After graduating from UND in 1903, Lemke studied law at Georgetown and Yale, and then practiced in Fargo. He soon gained a reputation as a friend to farmers and was very drawn to the solidarity of the rebellious Nonpartisan League, which had roots in the Socialist Party. The League had 26,000 members in 1916, when Lemke became a salaried employee. He was very soon on the executive committee. Robinson wrote, “The League became a religion to Lemke.”
One factor that drove many North Dakotans to join the NPL was the state’s perceived “colonial” status – farmers saw themselves supplying the nation with food but getting nothing in return. As World War I entered the picture, many North Dakotans saw it as just another advancement of corporate interests at their expense and vigorously opposed joining the overseas conflict.
The NPL gained an important edge in state politics in 1916, including the election of Lemke’s old friend, Lynn Frazier, as governor.

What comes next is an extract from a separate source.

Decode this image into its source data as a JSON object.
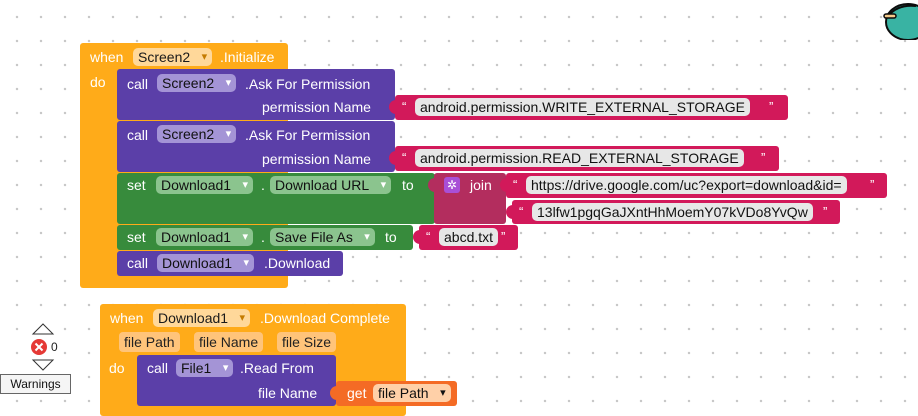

Frazier, a relative unknown, often turned to Lemke for counsel, and Lemke wielded tremendous political influence. The state made important strides toward protecting its own interests until the party ultimately failed in 1921.
Lemke went on to serve in U.S. Congress in 1932, where he continued to champion the causes of family farmers. During the Great Depression, he co-sponsored the Fraizer-Lemke Act, which would have helped North Dakota farmers refinance their mortgages to save their farms. Lemke had been instrumental in getting FDR elected, but Roosevelt now refused to support Lemke, and the bill sank. Disillusioned by Roosevelt’s “New Deal” – as many were – Lemke accepted the Union of Social Justice Party’s nomination for president – the only North Dakotan who’s ever run for the office. He lost but received almost 900,000 votes. In the same election, he was re-elected to Congress in which he served – except for one term – until his death in 1950.
Dakota Datebook written by Merry Helm